Paper No. 9
Presentation Time: 10:45 AM


KARLSTROM, Karl E., Department of Earth and Planetary Science, Univ of New Mexico, Northrop Hall, Albuquerque, NM 87131, LEE, John P., United States Geological Survey, MS 973, Denver, CO 80225, KELLEY, Shari A., New Mexico Bureau of Geology and Mineral Resources, New MexicoTech, 801 Leroy Place, Socorro, NM 87801, CROW, Ryan S., Earth and Planetary Science, University of New Mexico, Albuquerque, NM 87131-0001, CROSSEY, Laura J., Department of Earth and Planetary Sciences, University of New Mexico, Albuquerque, NM 87131-0001, YOUNG, Richard A., Geological Sciences, State University of New York at Geneseo, Geneseo, NY 14454, LAZEAR, Greg, Grand Junction Geological Society, 20508 Brimstone Rd, Cedaredge, CO 81413, BEARD, L. Sue, U.S. Geological Survey, 2255 N Gemini Dr, Flagstaff, AZ 86001-1637 and RICKETTS, Jason W., Earth and Planetary Science, University of New Mexico, Albuquerque, NM 87131,

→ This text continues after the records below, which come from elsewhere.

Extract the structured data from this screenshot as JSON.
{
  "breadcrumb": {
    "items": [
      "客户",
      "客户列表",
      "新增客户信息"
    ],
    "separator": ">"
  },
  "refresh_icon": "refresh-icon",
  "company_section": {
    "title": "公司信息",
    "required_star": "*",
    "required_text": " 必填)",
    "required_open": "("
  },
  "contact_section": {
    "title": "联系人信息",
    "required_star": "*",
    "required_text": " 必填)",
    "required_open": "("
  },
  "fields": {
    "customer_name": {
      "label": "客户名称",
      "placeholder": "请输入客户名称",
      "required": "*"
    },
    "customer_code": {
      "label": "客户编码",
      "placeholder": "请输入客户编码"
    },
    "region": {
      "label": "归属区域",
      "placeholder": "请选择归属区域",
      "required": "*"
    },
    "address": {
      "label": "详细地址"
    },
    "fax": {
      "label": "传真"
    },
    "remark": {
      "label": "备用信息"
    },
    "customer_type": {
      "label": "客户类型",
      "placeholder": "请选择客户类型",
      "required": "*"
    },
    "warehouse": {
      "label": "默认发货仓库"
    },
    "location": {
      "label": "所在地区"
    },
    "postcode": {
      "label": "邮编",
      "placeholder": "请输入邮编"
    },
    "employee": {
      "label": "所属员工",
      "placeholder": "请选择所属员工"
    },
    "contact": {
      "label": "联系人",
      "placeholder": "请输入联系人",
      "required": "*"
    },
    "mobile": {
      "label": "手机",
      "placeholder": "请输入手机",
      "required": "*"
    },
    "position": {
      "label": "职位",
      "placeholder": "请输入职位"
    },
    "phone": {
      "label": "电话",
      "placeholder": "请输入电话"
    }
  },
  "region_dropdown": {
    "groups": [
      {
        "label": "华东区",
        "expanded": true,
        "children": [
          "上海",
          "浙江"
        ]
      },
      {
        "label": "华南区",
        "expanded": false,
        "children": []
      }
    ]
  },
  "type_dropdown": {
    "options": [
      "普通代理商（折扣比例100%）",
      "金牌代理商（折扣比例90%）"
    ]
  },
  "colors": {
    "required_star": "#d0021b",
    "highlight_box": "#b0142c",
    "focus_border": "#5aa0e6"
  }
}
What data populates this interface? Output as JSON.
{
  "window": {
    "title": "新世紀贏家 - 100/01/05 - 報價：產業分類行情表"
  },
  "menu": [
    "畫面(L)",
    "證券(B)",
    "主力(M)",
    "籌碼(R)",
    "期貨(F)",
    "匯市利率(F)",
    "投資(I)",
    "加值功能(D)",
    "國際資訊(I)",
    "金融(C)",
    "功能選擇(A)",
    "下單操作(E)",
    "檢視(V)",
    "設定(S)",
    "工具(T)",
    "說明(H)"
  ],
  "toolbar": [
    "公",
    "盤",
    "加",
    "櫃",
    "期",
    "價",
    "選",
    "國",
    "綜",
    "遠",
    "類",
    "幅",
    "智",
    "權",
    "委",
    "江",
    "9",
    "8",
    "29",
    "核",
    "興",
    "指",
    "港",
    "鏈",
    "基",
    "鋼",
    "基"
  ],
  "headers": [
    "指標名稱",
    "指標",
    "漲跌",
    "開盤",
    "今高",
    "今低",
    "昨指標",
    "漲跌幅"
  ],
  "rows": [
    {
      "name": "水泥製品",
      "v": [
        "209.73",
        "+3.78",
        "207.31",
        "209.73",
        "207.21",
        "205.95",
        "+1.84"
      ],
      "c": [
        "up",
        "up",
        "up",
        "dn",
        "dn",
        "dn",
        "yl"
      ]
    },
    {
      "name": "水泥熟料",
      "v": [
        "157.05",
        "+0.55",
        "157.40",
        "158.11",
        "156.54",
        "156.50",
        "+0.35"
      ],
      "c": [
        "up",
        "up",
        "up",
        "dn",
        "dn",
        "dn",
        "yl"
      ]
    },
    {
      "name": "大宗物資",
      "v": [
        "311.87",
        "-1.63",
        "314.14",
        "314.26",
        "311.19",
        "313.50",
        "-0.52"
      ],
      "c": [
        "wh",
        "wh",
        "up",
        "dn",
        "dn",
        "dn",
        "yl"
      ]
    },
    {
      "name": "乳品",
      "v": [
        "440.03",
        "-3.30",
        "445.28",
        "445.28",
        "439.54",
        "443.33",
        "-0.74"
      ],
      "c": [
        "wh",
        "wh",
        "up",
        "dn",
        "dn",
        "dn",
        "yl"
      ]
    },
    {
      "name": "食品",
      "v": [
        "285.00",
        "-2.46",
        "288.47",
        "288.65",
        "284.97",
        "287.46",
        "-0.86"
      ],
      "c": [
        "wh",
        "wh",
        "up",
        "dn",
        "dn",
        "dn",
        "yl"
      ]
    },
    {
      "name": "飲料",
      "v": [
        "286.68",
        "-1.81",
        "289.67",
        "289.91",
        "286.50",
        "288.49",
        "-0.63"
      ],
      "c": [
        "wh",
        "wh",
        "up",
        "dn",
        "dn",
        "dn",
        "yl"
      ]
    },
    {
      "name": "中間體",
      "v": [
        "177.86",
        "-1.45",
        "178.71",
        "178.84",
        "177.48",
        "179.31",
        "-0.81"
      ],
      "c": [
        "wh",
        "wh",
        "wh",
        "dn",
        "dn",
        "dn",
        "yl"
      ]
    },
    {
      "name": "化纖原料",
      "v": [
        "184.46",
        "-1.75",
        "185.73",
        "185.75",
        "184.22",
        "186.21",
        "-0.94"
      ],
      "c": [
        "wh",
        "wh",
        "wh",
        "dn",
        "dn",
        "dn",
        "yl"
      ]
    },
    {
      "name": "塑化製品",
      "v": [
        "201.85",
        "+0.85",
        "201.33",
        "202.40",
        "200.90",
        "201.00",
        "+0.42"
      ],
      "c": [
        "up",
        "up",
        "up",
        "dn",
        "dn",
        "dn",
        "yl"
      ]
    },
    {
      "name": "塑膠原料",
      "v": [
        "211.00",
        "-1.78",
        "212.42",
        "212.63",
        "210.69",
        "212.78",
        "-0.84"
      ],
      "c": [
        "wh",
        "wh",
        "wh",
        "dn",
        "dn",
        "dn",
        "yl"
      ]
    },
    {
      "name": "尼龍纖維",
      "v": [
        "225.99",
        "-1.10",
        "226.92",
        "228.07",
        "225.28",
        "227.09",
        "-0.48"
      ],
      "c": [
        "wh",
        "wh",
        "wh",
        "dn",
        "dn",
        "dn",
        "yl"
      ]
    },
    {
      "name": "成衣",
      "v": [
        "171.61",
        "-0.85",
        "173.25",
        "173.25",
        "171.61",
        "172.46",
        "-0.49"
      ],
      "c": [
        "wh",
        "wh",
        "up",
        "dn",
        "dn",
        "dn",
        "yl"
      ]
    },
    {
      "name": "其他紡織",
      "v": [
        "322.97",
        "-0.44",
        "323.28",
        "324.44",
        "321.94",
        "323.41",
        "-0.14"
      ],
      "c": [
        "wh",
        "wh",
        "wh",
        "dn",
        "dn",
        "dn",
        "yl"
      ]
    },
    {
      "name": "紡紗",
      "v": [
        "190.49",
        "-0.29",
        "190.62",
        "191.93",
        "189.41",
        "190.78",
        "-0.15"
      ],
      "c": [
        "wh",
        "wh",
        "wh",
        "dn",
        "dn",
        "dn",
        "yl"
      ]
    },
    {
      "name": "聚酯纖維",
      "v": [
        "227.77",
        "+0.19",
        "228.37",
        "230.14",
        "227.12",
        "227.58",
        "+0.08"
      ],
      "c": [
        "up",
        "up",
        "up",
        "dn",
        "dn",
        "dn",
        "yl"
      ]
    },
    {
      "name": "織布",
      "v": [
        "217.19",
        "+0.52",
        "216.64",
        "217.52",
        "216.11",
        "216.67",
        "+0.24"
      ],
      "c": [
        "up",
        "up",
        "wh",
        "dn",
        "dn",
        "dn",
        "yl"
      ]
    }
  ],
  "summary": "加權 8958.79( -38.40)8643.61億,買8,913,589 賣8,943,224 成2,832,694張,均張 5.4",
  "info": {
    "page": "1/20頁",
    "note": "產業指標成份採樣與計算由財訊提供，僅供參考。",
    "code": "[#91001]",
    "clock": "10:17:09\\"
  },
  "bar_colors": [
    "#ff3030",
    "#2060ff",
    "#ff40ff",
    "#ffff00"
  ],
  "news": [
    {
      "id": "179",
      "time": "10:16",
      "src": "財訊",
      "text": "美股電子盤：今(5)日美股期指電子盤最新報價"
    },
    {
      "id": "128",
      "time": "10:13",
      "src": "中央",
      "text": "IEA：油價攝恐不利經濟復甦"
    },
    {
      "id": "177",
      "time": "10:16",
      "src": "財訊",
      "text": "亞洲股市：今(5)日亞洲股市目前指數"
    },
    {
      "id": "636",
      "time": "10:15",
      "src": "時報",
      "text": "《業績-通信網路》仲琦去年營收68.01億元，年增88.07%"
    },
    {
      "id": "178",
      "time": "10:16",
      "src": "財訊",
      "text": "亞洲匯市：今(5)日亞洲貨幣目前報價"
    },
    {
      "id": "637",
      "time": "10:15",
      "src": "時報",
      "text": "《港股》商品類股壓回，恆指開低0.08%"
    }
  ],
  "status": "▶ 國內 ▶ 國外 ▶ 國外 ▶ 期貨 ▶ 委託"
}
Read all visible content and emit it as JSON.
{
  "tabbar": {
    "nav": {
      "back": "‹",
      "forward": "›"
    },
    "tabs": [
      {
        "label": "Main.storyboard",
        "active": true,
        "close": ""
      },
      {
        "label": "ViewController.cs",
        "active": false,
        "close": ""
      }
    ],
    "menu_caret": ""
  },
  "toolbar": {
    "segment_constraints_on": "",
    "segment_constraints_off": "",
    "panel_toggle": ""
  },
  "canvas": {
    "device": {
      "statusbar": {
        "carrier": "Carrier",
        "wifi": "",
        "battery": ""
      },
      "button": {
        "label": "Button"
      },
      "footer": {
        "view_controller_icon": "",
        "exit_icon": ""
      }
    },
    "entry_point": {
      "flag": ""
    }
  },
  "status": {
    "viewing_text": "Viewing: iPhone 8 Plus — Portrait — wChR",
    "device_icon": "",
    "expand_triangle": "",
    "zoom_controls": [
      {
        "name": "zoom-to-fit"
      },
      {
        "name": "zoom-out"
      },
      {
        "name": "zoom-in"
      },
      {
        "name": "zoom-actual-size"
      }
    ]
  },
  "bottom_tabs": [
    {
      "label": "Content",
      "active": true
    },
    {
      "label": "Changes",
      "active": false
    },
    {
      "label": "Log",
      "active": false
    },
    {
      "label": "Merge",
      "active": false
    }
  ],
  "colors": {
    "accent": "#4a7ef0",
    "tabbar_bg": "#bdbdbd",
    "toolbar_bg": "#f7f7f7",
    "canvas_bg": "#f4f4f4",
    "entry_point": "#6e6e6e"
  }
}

We propose a resolution of “old” versus “young” Grand Canyon models by elucidating the geometry of two paleocanyon segments that became fully linked during 5-6 Ma integration of the west-flowing Colorado River. “Young” (< 6 Ma) segments are Marble Canyon , Muav Gorge, and westernmost GC. “Old” segments are the (25-15 Ma) East Kaibab paleocanyon and the Paleocene (65-50 Ma) Hualapai paleocanyon. The East Kaibab paleocanyon system breached the Kaibab uplift and likely flowed northwest. Evidence for the 25-15 Ma carving of this segment comes from thermochronology of nearby rim and river samples: rim rocks resided at temperatures of 55-65 °C from 60-30 Ma while river level rocks resided at 75-85 °C; then cooling paths converge after 15 Ma. The collective thermochronologic data indicate that eastern Grand Canyon preserved a normal geothermal gradient and that river samples were still deeply buried until after 25 Ma. Hence Grand Canyon cannot have been incised to near-modern depths in its present location at 70 nor 50 Ma. The Paleocene (65-50 Ma) Hualapai drainage system is hypothesized to have flowed north across the present Grand Canyon along the Hurricane fault system. Evidence for the Hualapai drainage system includes remnant river channels filled with Music Mountain Formation;restoring post-3 Ma west-down slip on the Hurricane and Toroweap faults raises channel heights by ~ 550 m and allows N-flowing paleochannels an outlet near Toroweap valley. We hypothesize that the 2 “old” canyon segments became linked together by integration of the west-flowing Colorado River 5-6 Ma to form the modern Grand Canyon. Hypothesized mantle-driven uplift of the western Colorado Plateau and Rocky Mountains in the last 10 Ma may have promoted downward integration of internal drainages across low topographic divides. Mechanisms of river integration (headward erosion, lake spill over, and groundwater sapping) likely operated together at regional scales in response to broad epeirogenic tilting. After 5-6 Ma, the modern Grand Canyon was carved by the Colorado River and older paleocanyon segments were widened and deepened during semi-steady incision rates of 100-200 m/Ma in the last 4 Ma.